On the off chance someone doesn’t know about the iconic Batman TV series from the 1960s (there must be at least one person at any given moment), let me offer a brief explanation of the show. In the city of Gotham, millionaire Bruce Wayne (Adam West) and his young ward, Dick Grayson (Burt Ward), protect the citizenry as costumed superheroes, Batman and Robin, against a colorful collection of criminals as they had done in the pages of DC Comics.
With an emphasis on “comic,” the show has a silly sensibility from Bruce/Batman’s uberserious goodness to the wacky crimes and traps laid out by the villians. The storylines appear in two- and a couple of three-part episodes, with the first portions ending in cliffhangers as the heroes find themselves in seemingly grave danger. The show’s production design is an absolute highlight.
The first of the 30 episodes in this set features the debut of the Puzzler (Maurice Evans), a new Shakespeare-quoting villian created for the series in a storyline re-written when the Riddler was unavailable because Frank Gorshin held out for more money.
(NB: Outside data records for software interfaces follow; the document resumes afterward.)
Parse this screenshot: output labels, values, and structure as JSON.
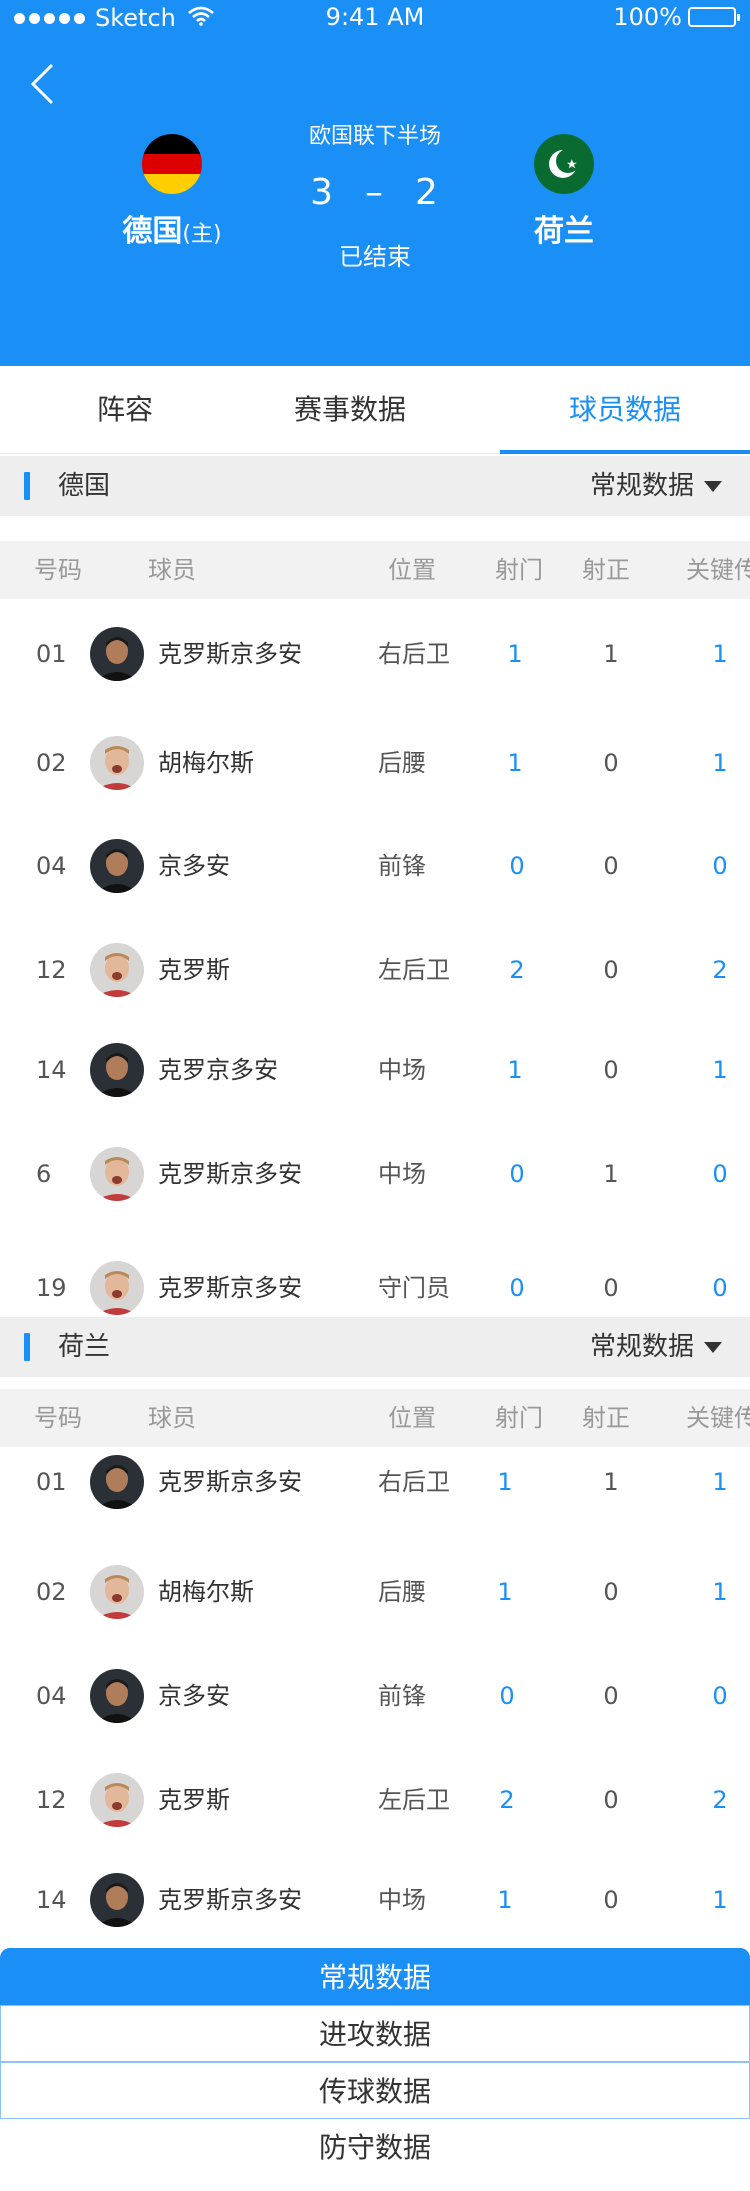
{
  "status_bar": {
    "carrier": "Sketch",
    "time": "9:41 AM",
    "battery": "100%"
  },
  "match": {
    "league": "欧国联下半场",
    "home": {
      "name": "德国",
      "tag": "(主)",
      "score": "3"
    },
    "away": {
      "name": "荷兰",
      "score": "2"
    },
    "dash": "–",
    "state": "已结束"
  },
  "tabs": [
    "阵容",
    "赛事数据",
    "球员数据"
  ],
  "columns": [
    "号码",
    "球员",
    "位置",
    "射门",
    "射正",
    "关键传"
  ],
  "sections": [
    {
      "team": "德国",
      "mode": "常规数据",
      "rows": [
        {
          "num": "01",
          "name": "克罗斯京多安",
          "pos": "右后卫",
          "shots": "1",
          "on_target": "1",
          "key": "1",
          "avatar": "avatar-dark"
        },
        {
          "num": "02",
          "name": "胡梅尔斯",
          "pos": "后腰",
          "shots": "1",
          "on_target": "0",
          "key": "1",
          "avatar": "avatar-light"
        },
        {
          "num": "04",
          "name": "京多安",
          "pos": "前锋",
          "shots": "0",
          "on_target": "0",
          "key": "0",
          "avatar": "avatar-dark"
        },
        {
          "num": "12",
          "name": "克罗斯",
          "pos": "左后卫",
          "shots": "2",
          "on_target": "0",
          "key": "2",
          "avatar": "avatar-light"
        },
        {
          "num": "14",
          "name": "克罗京多安",
          "pos": "中场",
          "shots": "1",
          "on_target": "0",
          "key": "1",
          "avatar": "avatar-dark"
        },
        {
          "num": "6",
          "name": "克罗斯京多安",
          "pos": "中场",
          "shots": "0",
          "on_target": "1",
          "key": "0",
          "avatar": "avatar-light"
        },
        {
          "num": "19",
          "name": "克罗斯京多安",
          "pos": "守门员",
          "shots": "0",
          "on_target": "0",
          "key": "0",
          "avatar": "avatar-light"
        }
      ]
    },
    {
      "team": "荷兰",
      "mode": "常规数据",
      "rows": [
        {
          "num": "01",
          "name": "克罗斯京多安",
          "pos": "右后卫",
          "shots": "1",
          "on_target": "1",
          "key": "1",
          "avatar": "avatar-dark"
        },
        {
          "num": "02",
          "name": "胡梅尔斯",
          "pos": "后腰",
          "shots": "1",
          "on_target": "0",
          "key": "1",
          "avatar": "avatar-light"
        },
        {
          "num": "04",
          "name": "京多安",
          "pos": "前锋",
          "shots": "0",
          "on_target": "0",
          "key": "0",
          "avatar": "avatar-dark"
        },
        {
          "num": "12",
          "name": "克罗斯",
          "pos": "左后卫",
          "shots": "2",
          "on_target": "0",
          "key": "2",
          "avatar": "avatar-light"
        },
        {
          "num": "14",
          "name": "克罗斯京多安",
          "pos": "中场",
          "shots": "1",
          "on_target": "0",
          "key": "1",
          "avatar": "avatar-dark"
        }
      ]
    }
  ],
  "mode_options": [
    "常规数据",
    "进攻数据",
    "传球数据",
    "防守数据"
  ],
  "colors": {
    "accent": "#1a8ff5",
    "section_bg": "#eeeeee",
    "header_bg": "#f2f2f2"
  },
  "icons": {
    "back": "chevron-left-icon",
    "dropdown": "triangle-down-icon",
    "home_flag": "germany-flag-icon",
    "away_flag": "crescent-flag-icon"
  }
}
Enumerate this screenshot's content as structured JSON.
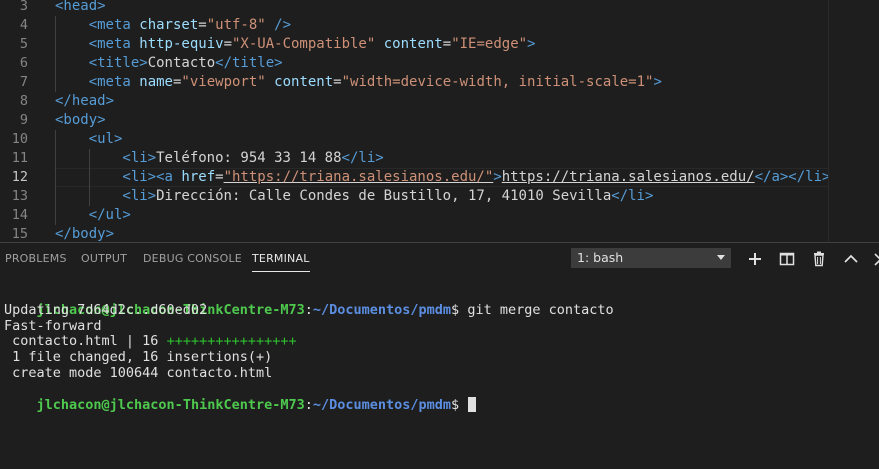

Later in the season, John Astin played the Riddler (with no reference to the character’s change of appearance) during “Batman’s Anniversary/A Riddling Controversy.” Unfortuantely for Astin, his performance was rather bland and didn’t compare to Gorshin’s, who returned to the role in the third season.
Batman’s Rogues Gallery was further expanded during this half of the season with the addition of the following villians created for the series: Sandman (Michael Rennie), Black Widow (Tallulah Bankhead), and Colonel Gumm (Roger C. Carmel) who took on the Green Hornet and Kato (Van Williams and Bruce Lee) as well as the Caped Crusaders.
Villians returning to Gotham in this collection include Mad Hatter (David Wayne); Marsha, Queen of Diamonds (Carolyn Jones); King Tut (Victor Buono); and Mr. Freeze (played by Eli Wallach, the third and final actor to play the role following George Sanders and Otto Preminger). And attempting multiple capers throughout these episodes are Catwoman (Julie Newmar), the Penguin (Burgess Meredith), and the Joker (Cesar Romero).
As had happened previously, other performers visited Gotham through cameos during the Dynamic Duo’s iconic Batclimb, such as Art Linklatter, Edward G. Robinson, Cyril Lord, Andy Devine (as Santa Claus!), and Suzy Knickerbocker, who is notable for being the last to have had the honor for those who pursue trivia.
For any Bat collector who doesn’t already have them, and especially if they have the Part One, Batman: The Television Series: The Second Season Part Two is a must-own.